When my 17-year-old son moved past the halfway point of his junior year in high school, something pushed me into overdrive on the parenting-without-perspective spectrum. I had already mastered the passive-aggressive compliment: Through his high school years, my son's steady but easily attained B+ report cards (with the occasional A) had been met with me imploring, "If only you'd work a little harder, think of how these could be all A's." He'd come home proud of an 89 on a test, and all I could do was ask what careless error he'd made that kept him from the 90, from the A.
All along, of course, I imagined myself to be a supportive parent, the type who glimpses that most seductive thing in a child: potential. All along, I felt it was my job to push, to prod. If not me, then who?

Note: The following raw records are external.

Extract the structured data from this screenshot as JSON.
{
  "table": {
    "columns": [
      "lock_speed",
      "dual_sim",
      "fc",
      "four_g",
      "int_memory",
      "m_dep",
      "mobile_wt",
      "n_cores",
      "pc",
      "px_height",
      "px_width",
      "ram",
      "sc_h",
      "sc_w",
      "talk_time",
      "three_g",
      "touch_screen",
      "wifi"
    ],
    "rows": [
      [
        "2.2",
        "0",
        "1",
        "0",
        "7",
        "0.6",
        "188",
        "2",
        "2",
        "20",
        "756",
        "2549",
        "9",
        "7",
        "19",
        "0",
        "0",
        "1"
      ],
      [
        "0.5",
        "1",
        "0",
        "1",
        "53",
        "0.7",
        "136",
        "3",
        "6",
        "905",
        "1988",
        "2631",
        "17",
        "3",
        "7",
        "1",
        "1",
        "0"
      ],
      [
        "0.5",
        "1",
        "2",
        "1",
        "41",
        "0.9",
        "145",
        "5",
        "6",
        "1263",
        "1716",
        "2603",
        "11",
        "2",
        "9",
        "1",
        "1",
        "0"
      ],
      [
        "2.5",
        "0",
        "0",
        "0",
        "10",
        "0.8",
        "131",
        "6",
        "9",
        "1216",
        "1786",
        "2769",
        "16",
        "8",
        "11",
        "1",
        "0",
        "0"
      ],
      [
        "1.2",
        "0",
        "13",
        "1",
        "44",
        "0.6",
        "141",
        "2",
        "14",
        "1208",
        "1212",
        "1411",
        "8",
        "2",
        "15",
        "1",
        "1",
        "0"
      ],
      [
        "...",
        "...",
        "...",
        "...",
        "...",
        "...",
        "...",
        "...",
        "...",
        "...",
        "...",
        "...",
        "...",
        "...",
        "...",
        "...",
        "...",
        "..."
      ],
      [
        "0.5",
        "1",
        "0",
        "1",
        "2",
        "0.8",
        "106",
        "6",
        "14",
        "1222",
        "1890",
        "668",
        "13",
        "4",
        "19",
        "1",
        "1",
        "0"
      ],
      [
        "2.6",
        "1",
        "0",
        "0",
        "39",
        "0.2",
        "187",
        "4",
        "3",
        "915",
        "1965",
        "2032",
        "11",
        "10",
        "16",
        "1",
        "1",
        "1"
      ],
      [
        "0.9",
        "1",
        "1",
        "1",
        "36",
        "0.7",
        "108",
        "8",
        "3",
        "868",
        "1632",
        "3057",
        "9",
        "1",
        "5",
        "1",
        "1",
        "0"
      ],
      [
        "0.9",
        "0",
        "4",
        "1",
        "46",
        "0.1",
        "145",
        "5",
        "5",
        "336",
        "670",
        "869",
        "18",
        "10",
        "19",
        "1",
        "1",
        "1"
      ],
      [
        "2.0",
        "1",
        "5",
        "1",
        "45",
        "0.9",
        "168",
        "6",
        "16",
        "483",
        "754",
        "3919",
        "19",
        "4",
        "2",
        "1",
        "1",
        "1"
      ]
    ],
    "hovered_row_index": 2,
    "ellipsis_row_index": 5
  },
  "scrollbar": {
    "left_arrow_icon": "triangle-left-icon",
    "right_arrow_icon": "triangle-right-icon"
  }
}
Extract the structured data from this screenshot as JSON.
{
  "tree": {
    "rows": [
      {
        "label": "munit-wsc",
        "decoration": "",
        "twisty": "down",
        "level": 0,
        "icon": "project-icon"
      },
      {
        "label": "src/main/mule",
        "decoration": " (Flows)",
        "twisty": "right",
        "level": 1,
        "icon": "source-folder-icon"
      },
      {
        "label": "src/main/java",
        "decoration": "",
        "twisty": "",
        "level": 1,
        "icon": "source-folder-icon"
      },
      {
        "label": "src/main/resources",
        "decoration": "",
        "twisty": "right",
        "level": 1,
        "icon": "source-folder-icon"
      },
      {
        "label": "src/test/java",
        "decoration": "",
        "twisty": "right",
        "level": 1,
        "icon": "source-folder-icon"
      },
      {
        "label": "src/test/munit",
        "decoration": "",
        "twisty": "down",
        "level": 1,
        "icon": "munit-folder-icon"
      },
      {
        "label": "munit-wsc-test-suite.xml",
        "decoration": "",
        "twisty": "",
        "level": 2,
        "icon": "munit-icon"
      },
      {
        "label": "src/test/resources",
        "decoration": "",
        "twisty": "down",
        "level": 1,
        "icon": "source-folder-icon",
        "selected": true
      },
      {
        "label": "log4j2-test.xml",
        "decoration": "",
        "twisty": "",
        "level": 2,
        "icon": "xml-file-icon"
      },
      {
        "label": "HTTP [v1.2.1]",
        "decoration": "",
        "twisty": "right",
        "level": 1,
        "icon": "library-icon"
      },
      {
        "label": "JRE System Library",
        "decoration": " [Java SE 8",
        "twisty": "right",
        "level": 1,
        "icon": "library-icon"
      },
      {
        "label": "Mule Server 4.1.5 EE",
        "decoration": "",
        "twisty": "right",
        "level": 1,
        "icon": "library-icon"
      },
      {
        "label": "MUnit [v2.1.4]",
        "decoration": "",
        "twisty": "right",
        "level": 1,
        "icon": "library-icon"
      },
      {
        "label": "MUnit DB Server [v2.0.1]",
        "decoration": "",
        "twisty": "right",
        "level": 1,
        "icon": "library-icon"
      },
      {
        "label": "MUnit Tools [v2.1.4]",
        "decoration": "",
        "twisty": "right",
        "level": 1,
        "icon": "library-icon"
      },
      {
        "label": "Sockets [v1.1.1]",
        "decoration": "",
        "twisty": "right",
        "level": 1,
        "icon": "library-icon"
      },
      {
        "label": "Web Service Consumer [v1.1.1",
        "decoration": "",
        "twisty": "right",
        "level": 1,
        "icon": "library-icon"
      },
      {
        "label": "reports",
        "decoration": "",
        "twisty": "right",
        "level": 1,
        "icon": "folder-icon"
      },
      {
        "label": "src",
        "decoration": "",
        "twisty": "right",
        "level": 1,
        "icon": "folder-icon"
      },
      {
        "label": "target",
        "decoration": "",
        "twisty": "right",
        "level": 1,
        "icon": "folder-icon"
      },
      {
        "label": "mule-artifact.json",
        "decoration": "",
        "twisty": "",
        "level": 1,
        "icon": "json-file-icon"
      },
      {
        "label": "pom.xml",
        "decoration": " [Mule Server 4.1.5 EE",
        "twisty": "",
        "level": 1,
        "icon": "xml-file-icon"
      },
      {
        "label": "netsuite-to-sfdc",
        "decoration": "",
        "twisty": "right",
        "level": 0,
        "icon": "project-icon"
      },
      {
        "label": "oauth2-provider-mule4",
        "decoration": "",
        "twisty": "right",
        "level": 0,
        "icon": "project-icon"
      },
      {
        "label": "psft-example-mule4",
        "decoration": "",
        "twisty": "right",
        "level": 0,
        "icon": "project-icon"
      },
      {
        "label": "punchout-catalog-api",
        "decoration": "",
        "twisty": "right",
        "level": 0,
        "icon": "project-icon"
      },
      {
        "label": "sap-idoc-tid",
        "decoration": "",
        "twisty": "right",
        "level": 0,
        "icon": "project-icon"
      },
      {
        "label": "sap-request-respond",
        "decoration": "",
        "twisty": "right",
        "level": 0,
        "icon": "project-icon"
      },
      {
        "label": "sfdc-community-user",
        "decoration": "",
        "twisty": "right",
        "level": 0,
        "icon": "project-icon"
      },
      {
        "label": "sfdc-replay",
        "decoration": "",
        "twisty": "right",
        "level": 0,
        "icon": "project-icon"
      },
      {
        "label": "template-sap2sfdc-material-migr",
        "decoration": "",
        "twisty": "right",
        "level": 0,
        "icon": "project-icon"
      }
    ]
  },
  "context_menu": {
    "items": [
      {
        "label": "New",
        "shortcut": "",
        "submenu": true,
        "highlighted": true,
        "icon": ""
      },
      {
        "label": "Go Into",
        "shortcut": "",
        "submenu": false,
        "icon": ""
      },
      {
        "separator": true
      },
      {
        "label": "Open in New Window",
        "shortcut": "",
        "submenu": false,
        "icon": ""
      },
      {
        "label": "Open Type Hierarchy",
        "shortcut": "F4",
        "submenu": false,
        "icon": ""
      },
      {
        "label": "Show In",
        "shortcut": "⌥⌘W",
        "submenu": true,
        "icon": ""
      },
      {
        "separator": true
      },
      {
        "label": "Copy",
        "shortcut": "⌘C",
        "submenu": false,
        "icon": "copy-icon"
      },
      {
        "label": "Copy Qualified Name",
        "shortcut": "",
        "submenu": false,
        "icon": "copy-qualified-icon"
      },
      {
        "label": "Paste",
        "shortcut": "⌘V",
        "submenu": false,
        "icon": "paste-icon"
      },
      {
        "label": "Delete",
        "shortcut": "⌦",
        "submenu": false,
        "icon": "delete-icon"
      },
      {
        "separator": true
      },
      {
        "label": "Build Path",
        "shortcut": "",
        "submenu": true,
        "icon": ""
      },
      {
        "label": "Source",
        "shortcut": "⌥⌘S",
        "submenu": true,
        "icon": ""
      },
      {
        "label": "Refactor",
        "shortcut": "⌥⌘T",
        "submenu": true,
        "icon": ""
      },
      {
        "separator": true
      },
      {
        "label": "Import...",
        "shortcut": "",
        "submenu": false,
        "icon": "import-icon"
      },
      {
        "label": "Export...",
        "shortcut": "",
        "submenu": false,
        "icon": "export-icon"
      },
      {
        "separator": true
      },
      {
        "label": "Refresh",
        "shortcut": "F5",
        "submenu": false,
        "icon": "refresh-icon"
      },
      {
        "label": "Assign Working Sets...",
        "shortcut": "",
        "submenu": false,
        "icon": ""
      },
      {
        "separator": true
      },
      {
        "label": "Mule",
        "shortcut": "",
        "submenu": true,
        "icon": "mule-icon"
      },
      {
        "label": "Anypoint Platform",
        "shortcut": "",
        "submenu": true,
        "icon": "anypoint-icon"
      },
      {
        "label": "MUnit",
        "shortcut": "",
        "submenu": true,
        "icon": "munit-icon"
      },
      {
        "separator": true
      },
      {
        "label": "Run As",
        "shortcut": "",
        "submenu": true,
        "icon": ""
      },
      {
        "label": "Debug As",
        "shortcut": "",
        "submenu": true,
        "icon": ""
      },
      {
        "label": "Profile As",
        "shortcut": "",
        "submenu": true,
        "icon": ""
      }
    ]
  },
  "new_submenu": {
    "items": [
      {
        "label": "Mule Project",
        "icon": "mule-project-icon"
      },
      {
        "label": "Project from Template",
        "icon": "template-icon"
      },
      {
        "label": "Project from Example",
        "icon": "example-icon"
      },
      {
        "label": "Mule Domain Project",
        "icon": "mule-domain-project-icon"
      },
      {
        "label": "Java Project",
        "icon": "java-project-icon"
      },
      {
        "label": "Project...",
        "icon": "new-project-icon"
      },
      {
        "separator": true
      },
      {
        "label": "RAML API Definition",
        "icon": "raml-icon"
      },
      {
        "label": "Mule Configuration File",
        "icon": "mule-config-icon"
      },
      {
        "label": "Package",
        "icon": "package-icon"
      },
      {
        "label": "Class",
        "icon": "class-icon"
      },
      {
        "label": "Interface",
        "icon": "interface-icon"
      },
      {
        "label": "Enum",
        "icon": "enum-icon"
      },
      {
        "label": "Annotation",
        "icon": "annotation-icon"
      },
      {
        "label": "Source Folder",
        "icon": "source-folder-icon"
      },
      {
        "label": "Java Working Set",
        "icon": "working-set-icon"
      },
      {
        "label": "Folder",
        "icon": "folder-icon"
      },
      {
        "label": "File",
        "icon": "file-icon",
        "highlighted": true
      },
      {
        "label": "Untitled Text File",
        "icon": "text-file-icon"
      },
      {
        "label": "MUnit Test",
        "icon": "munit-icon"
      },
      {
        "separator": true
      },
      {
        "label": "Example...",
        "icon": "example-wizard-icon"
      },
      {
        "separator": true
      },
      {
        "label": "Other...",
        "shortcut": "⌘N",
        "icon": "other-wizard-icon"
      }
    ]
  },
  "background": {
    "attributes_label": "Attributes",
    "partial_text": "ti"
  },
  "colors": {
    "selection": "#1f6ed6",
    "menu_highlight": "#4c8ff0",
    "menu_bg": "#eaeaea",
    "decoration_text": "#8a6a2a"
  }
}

So you can imagine what happened when it was time to register for the SATs. Of course, I told myself, my son would sign up for the prep course offered after school, do the SAT question of the day e-mail, and study three different SAT prep books every evening to supplant his television watching. My son did as he was told. And then one day, he'd had enough.
"Mom, you're getting crazy about this," he said, good-naturedly at first. But I launched into a lecture about potential, working at one's full capacity and his not understanding what was at stake. Then, a lot less good-naturedly, he let loose the unkindest cut of all: "Mom, I'm just not like you."
And there it was. Seventeen years of blunders by a Type A parent, finally explained by her Type B child. He and I are not alike, in perhaps the most poignant of ways. My son seems to understand something about balance which I never will, and exhibits an innate sense of not wanting to drown in the often unrequited quest to outdo oneself. Somehow I hadn't noticed that, in the six week pre-SAT prep schedule I'd imposed, in addition to tossing out TV, we'd also shoved aside driveway hockey time with his little brother, bike rides with Dad and his ability to read a chapter a night of his favorite book.
"I need down time," he grumbled one day. "If you want to help me, I need pencils."
"What?" I thundered. "Pencils?"
"Yes," he said. "More number-two pencils." That's all he needed, thank you very much.
The next morning I stopped at Staples, came home and put the box of 72 pencils on my son's desk.
"Wow, that's a lot of pencils," he said when he got home from his prep class that day.
"Well, you know me," I said. Then, with great difficulty, I forced myself not to say anything more.